**Work order:** Every line containing the string "runs" is to be copied from the records.

**Data shown:**
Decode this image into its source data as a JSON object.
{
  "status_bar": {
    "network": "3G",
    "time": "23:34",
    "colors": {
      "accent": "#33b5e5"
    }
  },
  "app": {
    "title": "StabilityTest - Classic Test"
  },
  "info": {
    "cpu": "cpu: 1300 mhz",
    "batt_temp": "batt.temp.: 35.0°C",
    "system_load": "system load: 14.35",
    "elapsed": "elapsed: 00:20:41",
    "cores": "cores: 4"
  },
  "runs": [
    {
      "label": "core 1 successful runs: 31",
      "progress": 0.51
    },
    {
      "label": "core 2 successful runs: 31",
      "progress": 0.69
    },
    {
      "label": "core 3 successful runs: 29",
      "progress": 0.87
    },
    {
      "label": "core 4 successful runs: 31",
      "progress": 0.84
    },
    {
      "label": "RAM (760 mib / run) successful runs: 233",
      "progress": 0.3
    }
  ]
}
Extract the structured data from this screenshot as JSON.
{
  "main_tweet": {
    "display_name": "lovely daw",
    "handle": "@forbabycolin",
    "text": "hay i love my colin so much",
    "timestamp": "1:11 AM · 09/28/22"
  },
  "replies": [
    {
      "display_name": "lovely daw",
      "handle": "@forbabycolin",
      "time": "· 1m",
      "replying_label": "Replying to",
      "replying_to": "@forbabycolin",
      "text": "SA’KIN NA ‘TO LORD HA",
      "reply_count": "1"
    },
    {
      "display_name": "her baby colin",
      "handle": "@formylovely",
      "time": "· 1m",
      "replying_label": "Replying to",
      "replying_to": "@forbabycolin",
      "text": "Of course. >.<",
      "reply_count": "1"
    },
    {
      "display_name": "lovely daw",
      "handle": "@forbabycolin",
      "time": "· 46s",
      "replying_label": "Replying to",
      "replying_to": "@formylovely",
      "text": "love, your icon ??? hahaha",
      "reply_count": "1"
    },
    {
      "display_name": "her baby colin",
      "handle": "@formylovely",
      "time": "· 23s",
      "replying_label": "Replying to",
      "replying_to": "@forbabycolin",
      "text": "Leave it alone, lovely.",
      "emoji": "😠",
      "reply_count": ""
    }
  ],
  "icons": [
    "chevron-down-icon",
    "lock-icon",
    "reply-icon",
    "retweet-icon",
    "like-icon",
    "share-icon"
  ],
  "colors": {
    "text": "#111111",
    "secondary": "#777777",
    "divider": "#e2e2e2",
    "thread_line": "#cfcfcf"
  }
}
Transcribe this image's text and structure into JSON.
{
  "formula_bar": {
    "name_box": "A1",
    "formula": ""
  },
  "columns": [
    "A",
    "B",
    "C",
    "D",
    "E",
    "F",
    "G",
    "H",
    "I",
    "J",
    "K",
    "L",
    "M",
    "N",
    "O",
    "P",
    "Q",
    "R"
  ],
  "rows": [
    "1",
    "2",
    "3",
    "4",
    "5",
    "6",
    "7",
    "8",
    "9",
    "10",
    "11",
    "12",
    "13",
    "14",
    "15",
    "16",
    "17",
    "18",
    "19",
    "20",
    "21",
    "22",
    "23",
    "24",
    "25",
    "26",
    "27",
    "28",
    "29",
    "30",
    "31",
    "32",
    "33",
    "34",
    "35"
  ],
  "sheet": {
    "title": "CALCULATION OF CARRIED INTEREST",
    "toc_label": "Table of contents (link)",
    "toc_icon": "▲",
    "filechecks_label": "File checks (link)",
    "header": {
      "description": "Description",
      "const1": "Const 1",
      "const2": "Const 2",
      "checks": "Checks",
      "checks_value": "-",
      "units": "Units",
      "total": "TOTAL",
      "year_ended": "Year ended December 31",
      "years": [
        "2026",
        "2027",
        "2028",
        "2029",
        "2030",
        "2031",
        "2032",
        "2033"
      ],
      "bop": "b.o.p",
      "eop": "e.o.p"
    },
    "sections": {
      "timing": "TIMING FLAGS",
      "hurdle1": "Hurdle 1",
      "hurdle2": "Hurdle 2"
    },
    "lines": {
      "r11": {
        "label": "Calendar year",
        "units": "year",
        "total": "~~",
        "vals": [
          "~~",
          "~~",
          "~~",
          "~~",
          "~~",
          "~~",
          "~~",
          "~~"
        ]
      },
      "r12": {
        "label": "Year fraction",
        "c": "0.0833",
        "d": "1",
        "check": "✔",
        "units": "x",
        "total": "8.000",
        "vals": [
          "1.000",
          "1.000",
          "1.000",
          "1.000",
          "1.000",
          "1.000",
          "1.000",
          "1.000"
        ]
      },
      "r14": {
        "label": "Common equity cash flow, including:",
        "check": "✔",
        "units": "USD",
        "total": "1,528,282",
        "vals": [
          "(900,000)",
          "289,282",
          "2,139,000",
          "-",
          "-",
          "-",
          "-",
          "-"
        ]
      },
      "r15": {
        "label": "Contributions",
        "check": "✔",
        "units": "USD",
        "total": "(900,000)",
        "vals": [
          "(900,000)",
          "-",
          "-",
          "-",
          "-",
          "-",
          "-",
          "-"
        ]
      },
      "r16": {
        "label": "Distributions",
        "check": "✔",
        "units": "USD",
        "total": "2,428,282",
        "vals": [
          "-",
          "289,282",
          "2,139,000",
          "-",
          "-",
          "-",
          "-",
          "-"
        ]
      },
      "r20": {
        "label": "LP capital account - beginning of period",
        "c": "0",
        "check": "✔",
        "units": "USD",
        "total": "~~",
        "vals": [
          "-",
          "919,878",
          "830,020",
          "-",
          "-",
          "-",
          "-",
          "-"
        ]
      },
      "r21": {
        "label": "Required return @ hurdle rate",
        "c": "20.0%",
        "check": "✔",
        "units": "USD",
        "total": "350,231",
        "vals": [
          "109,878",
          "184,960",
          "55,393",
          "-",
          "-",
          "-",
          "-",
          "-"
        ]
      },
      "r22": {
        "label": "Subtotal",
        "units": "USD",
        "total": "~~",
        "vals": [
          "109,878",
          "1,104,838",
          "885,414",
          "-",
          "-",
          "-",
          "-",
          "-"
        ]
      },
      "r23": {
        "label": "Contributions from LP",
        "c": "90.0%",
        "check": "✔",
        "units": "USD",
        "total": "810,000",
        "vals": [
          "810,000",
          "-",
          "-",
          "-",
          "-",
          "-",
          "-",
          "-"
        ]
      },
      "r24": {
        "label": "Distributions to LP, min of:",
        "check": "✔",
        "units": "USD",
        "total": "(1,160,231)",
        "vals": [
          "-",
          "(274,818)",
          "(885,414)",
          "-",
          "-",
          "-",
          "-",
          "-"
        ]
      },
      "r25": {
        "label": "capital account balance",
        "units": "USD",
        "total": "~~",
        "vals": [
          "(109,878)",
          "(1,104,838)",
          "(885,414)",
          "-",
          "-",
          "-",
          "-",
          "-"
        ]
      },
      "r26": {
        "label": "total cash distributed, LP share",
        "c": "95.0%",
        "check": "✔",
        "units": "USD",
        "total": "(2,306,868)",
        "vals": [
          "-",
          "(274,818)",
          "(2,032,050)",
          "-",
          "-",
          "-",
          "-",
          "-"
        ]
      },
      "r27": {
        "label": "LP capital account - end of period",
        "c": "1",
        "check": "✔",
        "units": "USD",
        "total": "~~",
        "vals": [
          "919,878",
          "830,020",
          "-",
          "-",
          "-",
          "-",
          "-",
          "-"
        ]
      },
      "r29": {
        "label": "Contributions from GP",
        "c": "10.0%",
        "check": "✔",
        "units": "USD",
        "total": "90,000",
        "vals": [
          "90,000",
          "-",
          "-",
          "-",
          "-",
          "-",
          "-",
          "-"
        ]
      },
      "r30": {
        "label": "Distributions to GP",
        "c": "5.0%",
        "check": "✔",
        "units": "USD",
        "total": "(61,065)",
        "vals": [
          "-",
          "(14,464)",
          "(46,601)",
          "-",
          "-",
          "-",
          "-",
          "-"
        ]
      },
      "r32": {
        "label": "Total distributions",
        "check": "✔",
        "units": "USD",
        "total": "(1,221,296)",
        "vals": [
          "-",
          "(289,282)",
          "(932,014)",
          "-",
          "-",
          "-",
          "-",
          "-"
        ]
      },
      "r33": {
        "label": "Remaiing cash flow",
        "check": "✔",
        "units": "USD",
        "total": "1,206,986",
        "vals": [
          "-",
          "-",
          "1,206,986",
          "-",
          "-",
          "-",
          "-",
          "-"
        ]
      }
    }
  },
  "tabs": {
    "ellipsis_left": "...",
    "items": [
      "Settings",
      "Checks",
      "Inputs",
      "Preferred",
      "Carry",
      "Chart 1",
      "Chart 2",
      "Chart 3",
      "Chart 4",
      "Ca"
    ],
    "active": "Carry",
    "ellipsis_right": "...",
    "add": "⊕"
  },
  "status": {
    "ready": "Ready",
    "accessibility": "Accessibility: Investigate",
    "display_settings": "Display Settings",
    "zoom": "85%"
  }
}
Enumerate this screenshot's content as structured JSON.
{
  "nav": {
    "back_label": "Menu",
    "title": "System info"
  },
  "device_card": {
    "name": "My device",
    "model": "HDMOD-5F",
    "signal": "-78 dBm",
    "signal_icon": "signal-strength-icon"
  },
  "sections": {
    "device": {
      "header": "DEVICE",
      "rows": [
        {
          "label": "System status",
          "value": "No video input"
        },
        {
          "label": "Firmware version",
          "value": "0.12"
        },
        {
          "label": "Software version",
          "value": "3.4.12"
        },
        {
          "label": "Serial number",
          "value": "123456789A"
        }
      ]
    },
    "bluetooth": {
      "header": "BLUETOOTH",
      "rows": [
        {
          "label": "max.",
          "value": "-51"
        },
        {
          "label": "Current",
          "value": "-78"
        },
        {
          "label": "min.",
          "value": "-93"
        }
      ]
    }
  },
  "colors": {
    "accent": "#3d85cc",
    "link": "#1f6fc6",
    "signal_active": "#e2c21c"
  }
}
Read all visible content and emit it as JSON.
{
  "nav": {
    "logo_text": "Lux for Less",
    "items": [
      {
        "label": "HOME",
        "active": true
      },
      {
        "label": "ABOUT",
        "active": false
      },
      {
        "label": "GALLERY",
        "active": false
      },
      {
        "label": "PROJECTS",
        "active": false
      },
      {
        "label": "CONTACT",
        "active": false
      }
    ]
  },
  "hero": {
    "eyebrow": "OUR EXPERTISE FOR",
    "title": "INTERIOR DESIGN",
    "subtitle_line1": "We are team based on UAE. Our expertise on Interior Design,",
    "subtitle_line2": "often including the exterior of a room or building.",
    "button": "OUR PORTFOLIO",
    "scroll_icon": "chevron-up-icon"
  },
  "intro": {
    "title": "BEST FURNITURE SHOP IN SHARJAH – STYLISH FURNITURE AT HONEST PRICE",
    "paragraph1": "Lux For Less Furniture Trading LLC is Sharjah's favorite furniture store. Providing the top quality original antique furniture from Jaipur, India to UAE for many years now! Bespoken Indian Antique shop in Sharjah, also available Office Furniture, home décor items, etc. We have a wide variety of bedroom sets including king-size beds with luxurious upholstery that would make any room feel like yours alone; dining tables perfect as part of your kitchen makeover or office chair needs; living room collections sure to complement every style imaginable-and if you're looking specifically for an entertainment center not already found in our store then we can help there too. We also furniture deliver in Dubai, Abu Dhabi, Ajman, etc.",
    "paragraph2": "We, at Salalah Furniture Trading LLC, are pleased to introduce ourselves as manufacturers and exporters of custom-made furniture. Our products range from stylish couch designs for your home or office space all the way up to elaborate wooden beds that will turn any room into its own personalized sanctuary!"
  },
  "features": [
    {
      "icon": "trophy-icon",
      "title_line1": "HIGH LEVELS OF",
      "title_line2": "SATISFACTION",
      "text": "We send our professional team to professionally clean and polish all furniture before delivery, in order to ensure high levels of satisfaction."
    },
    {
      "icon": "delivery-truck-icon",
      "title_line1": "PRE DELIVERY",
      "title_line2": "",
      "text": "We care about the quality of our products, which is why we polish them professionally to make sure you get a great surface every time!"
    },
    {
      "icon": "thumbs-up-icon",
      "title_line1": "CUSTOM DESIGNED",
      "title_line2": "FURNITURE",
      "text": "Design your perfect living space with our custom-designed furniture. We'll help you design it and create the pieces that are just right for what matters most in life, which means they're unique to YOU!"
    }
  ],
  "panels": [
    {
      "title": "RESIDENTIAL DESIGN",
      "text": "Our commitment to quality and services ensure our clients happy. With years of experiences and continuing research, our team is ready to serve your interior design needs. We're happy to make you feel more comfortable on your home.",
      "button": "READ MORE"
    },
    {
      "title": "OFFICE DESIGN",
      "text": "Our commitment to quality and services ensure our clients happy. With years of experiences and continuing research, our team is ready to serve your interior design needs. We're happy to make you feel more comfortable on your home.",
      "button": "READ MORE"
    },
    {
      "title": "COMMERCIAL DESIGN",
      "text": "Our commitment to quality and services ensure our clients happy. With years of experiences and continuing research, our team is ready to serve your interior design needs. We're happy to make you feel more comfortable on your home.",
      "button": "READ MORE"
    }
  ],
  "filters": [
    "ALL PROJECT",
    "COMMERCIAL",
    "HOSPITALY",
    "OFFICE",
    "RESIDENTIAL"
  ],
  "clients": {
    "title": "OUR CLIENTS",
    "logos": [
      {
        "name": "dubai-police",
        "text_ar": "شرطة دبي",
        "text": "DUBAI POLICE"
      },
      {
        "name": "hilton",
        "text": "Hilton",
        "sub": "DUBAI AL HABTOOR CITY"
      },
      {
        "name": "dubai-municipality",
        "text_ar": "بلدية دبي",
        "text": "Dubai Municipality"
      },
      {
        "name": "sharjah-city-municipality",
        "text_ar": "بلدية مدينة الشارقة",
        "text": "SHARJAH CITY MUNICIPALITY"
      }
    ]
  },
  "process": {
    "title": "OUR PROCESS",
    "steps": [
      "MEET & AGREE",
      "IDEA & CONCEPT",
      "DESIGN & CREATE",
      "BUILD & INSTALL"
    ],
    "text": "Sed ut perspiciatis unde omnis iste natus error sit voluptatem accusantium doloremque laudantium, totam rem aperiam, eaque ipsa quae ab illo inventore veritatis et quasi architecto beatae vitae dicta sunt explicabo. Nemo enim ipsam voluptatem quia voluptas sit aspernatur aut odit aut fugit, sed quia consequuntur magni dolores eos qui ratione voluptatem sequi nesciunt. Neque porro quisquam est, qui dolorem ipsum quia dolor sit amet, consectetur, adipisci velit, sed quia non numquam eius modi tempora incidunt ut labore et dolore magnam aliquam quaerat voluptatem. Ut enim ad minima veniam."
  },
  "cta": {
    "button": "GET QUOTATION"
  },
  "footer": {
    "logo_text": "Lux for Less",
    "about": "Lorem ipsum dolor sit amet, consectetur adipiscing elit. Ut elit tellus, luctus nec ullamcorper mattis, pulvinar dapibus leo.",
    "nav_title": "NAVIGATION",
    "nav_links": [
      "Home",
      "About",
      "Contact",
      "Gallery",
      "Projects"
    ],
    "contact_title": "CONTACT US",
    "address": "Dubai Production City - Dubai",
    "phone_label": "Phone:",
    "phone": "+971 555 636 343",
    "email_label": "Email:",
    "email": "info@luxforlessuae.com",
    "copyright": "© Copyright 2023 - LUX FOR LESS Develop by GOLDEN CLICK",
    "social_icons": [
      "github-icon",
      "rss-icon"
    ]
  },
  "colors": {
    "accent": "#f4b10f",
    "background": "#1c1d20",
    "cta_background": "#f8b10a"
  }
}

**Solution for this task:**
  "runs": [
      "label": "core 1 successful runs: 31",
      "label": "core 2 successful runs: 31",
      "label": "core 3 successful runs: 29",
      "label": "core 4 successful runs: 31",
      "label": "RAM (760 mib / run) successful runs: 233",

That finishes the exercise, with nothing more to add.